HARTFORD — For opponents it’s a slippery slope to eliminating religious exemptions and parental choice, but for those who support the bill it simply reminds school districts that school nurses also have discretion when it comes to acknowledging religious exemptions for vaccines.
“I have made it no secret that we do need to look at the religious exemption, but this bill does not do that,” Rep. Liz Linehan, D-Cheshire, said Tuesday during the Education Committee meeting on the bill.
She said the bill, which was forwarded to the House by a 19-13 vote of the Education Committee, compels the State Education Department to alert school nurses of their rights under current law. She said it also adds language to the exemption form that says a nurse or other signor can’t be fired if they decide not to sign the form.
And that’s only if a parent decides to use the exemption form.
Melissa Sullivan, executive vice president of Health Choice Connecticut, said there’s nothing in state law that requires parents to use the form provided by the Department of Public Health. In fact, she encourages parents not to use the form.
She pointed out that when the school nurse signs the form they are only being asked to acknowledge the signature.
Linehan said the bill doesn’t change a parent’s opportunity to write their own religious exemption note to a school.
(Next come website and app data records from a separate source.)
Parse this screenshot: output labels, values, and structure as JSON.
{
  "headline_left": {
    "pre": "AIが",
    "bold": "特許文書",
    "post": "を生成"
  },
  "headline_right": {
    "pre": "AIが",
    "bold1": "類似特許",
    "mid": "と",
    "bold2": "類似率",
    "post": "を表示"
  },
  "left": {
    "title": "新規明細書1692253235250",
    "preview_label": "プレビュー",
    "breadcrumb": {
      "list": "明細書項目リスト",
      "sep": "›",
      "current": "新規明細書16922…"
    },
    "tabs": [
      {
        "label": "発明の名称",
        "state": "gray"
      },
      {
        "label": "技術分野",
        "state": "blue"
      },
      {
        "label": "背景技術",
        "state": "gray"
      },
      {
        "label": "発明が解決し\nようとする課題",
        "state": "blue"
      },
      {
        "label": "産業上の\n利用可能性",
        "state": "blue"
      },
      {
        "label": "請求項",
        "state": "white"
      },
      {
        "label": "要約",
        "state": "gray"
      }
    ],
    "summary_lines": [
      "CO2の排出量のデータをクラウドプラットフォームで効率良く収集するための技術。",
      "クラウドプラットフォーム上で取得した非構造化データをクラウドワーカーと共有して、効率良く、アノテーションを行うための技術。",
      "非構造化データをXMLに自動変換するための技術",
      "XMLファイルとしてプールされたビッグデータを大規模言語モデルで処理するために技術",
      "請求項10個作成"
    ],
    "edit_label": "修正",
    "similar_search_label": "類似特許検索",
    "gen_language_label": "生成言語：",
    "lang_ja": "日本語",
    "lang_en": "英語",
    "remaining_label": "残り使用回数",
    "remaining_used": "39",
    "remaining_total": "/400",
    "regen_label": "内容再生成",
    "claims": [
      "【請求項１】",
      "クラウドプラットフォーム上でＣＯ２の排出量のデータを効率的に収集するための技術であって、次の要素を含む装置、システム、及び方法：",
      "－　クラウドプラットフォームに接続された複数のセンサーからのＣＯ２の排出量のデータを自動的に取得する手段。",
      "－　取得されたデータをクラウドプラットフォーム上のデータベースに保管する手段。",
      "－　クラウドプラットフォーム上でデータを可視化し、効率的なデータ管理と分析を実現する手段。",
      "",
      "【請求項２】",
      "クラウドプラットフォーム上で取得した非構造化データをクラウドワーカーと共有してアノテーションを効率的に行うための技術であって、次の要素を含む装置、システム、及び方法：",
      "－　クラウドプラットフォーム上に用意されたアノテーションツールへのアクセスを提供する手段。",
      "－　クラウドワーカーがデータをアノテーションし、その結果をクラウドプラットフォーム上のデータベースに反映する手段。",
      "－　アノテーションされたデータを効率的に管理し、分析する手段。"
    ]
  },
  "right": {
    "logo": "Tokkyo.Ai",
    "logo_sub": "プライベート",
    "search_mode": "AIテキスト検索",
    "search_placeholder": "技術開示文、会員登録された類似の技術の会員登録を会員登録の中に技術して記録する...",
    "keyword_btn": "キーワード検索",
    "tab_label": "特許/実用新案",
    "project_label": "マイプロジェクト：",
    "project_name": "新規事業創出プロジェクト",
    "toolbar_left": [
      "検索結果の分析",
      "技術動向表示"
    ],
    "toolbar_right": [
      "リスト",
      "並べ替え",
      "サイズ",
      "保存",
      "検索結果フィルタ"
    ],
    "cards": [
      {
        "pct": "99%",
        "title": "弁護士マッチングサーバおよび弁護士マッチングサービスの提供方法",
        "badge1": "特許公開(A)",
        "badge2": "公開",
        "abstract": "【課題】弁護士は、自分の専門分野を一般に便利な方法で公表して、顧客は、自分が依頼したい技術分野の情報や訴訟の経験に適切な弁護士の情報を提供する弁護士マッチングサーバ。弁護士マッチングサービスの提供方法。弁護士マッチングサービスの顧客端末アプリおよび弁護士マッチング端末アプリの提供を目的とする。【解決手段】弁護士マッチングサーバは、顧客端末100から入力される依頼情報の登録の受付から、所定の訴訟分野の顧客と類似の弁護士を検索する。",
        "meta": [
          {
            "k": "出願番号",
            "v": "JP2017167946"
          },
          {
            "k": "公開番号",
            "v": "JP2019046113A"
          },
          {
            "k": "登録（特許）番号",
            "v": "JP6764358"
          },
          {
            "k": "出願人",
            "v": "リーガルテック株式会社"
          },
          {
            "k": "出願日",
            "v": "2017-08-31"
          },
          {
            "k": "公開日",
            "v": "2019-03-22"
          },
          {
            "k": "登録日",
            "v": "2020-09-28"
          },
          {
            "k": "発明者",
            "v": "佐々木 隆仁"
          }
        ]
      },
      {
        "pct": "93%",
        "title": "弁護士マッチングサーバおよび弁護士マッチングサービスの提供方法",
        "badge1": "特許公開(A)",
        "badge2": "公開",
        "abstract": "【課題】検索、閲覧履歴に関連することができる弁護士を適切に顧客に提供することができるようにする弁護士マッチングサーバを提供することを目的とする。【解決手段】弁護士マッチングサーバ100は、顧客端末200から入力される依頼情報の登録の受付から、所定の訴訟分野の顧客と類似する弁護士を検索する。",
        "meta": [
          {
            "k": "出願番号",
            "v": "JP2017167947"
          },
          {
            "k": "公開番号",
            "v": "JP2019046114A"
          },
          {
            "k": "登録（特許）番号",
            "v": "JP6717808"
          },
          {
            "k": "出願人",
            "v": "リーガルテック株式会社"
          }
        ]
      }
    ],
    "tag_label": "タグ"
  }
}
She said the legislation does not require the use of a form.
Rep. Irene Haines, R-East Haddam, said the “chemical makeup” of these vaccines is not going to work for everyone.
Rep. Noreen Kokoruda, R-Madison, said she doesn’t know why they have to legislate nurses being aware of their rights.
“We have too many laws in this state,” Kokoruda said.
She said “anybody who thinks this bill is not just the first step to totally taking parents’ rights away and religious exemptions away is wrong.”
Kokoruda said hours after this bill passed the Children’s Committee on March 12 there was a press conference held by House Majority Leader Matt Ritter, D-Hartford, who said within the next year he wanted to vote on removing the religious exemption.
She said it might not happen with this bill, but there will likely be a vote on getting rid of the religious exemption and every parent has the right to be worried.
Rep. Gail Lavielle, R-Wilton, said she doesn’t even know why they are debating this bill.
“Why are we doing this today? I have to admit that I can’t see a single reason for it. Is it just to get everybody ginned up now before everything happens next year?” Lavielle said.
At some point in May, Attorney General William Tong is expected to release his opinion on whether eliminating the religious exemption is constitutional. Ritter asked Tong for the decision in early April.
The discussion is taking place in the middle of one of the largest measles outbreaks in the United States in several decades. The Centers for Disease Control and prevention on Monday said 503 of the 704 measles infections were in people who were not vaccinated. The vaccination status was unknown for 125 patients, and 76 said they had been vaccinated and got sick anyway.
The committee meeting occurred before Department of Public Health Commissioner Renee Coleman-Mitchell announced that by the end of the week she would release data on how many children in each school are unvaccinated.